Grove City College is running down our Top Ten stories of 2021. This was originally published April 9, 2021.
Grove City College senior Kaitlyn Bennett ’21 will begin a fully funded postgraduate study at the University of Oxford this fall thanks to a highly selective scholarship awarded to students based on their dedication to academic vocation and the pursuit of truth.
Bennett, who is completing a Music major with a minor in Philosophy this spring, was selected for a Barry Scholarship, which covers tuition, living, travel and research expenses while students study at the prestigious university. She will be pursuing a Master of Philosophy degree in music performance.
Bennett credited faculty mentors and Grove City College for preparing her to continue her education at one of the world’s elite academies.
“Grove City College offered me the chance to pursue an interdisciplinary education, very similar to the model at Oxford. I was able to take classes in music, philosophy and biblical and religious studies. Professors let me write about the intersections between my interests. The College taught me how to become an independent thinker,” she said.
Bennett is part of the Trustee Fellow program, which supports and challenges top students. She is active in Music Department ensembles, is a missions conference leader and an Admissions Office tour guide. She also teaches piano and is a public speaking coach.
“While the demands of the program ahead of me are incredibly intimidating, my time at Grove City College taught me to pursue truth and beauty in humility. That will remain my primary goal as I transition to studies at Oxford,” she said.
The Barry Scholarship, one of the most generous available, is a relatively new initiative of the Canterbury Institute, an Oxford-based charity that seeks to rediscover the academic vocation. Students cannot apply for the award but must be nominated by one of a small group of professors who are invited to make recommendations. Grove City College Professor of Biblical and Religious Studies Carl R. Trueman is one of them.
“The Foundation then chooses just a handful of the best nominees to receive the award. To say that it is extremely competitive would be an understatement.” Trueman said. “Academically, this is about as big as it gets for an undergraduate looking at postgraduate studies … and, speaking personally, the most exciting moment as a teacher I have ever experienced.”
“I definitely want to thank several professors,” Bennett said, citing Trueman for nominating her and helping her with her scholarship application and a few others for inspiration and assistance in earning admission to Oxford.
“The scholarship is contingent on the student being accepted to Oxford through their own independent application,” Bennett said. “So, I had to prepare a full application to the University of Oxford and that was where a lot of the assistance came in … It’s a daunting application.”
Bennett said current faculty members Dr. Chris Franklin, Philosophy, Dr. Becky Billock, Music, and Dr. Paul Munson, Music, inspired her passion for philosophy, piano performance and musicology and helped maintain a vision for combining those interests. Dr. Beverly Carter, professor of Music, was instrumental in helping craft her Oxford application.

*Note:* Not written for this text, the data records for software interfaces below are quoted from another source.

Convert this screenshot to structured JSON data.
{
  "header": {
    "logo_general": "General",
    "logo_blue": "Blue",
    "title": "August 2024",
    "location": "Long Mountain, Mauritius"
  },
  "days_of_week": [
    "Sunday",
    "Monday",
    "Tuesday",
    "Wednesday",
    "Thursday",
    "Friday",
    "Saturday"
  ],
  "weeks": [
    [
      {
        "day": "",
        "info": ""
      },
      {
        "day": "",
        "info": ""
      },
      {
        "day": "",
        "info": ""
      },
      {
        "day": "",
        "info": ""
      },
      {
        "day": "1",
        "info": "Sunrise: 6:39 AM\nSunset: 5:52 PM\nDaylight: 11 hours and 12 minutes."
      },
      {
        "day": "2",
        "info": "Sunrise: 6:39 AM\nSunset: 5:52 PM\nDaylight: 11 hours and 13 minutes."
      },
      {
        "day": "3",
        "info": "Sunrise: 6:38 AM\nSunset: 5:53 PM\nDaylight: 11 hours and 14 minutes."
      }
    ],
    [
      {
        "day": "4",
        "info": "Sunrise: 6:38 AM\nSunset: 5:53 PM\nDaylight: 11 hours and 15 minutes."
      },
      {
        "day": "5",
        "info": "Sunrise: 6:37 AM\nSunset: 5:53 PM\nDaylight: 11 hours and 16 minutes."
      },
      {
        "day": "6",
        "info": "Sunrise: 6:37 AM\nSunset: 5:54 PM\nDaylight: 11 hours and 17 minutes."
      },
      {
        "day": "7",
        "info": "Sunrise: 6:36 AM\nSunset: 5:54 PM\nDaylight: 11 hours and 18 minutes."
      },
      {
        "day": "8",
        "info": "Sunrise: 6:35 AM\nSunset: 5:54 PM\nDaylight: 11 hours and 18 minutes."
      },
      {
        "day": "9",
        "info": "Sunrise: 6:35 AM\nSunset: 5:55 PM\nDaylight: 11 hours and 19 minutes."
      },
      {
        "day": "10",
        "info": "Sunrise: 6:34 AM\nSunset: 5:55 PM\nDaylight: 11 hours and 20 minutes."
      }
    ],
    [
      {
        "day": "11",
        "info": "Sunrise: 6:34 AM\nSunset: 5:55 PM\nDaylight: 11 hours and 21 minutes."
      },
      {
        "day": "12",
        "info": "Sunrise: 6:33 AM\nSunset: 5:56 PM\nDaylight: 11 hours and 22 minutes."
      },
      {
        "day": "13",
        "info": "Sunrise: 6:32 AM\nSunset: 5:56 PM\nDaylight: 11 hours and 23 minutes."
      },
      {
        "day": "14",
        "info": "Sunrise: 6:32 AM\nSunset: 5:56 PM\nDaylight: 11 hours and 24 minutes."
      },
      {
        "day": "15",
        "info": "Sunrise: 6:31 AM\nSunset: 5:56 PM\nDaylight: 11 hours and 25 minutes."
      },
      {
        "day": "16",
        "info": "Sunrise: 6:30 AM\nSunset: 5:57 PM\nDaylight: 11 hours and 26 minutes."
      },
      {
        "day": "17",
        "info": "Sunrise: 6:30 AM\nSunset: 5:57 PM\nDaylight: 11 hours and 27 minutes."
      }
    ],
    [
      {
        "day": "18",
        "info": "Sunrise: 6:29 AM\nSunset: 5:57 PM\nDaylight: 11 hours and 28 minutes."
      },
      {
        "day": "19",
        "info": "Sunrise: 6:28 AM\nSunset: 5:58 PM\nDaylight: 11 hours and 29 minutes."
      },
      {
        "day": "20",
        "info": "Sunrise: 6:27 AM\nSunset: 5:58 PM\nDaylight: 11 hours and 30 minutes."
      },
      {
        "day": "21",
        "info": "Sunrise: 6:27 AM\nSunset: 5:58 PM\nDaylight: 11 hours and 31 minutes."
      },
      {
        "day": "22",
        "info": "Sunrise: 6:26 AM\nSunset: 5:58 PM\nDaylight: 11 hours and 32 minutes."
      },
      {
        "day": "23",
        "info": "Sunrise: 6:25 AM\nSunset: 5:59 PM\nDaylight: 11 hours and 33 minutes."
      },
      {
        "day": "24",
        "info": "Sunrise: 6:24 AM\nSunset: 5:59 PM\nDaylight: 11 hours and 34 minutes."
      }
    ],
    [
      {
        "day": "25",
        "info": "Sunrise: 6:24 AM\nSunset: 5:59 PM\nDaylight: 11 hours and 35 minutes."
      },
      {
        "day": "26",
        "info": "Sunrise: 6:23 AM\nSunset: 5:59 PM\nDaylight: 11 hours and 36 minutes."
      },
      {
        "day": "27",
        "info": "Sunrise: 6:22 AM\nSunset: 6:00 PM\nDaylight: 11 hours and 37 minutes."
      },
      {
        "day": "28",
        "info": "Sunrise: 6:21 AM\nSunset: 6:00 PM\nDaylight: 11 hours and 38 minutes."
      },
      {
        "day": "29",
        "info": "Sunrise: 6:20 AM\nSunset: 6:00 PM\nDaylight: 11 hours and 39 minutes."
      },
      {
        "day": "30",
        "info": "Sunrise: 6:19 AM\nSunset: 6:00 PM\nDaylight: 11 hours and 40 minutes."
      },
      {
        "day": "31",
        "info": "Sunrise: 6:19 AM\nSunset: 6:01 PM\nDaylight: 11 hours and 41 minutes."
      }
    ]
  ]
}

At Oxford, Bennett said she will be studying piano and a broad range of topics including aesthetics, music theory and ethnomusicology. Her research interests include music as narrative, late 19th and early 20th century piano works and engaging modern audiences through effective presentations that combine storytelling and performance. It won’t be all work, though. “I also really want to join a rowing club while I’m in England, she said.
After Oxford, Bennett said she’s pretty sure where she wants to end up. “There’s no doubt in my mind I want to be a teacher, ideally a professor of music at a Christian liberal arts school,” she said.
Bennett, originally from Concord, N.C., lives in Grove City with husband, Matthew.
Funded by the John and Daria Barry Foundation, the namesake scholarship supports graduate study in any discipline, for any degree – master’s, doctorate or second bachelor’s. It provides full funding for tuition, a living stipend, yearly research and travel allowances, and additional support. The Canterbury Institute said it looks for candidates with a “particular constellation” of qualities, including “ways the nominee pursues truth, demonstrates virtue, is sincere to his/her convictions, is open to change and has the capacity to debate controversial points with sincerity and respect.”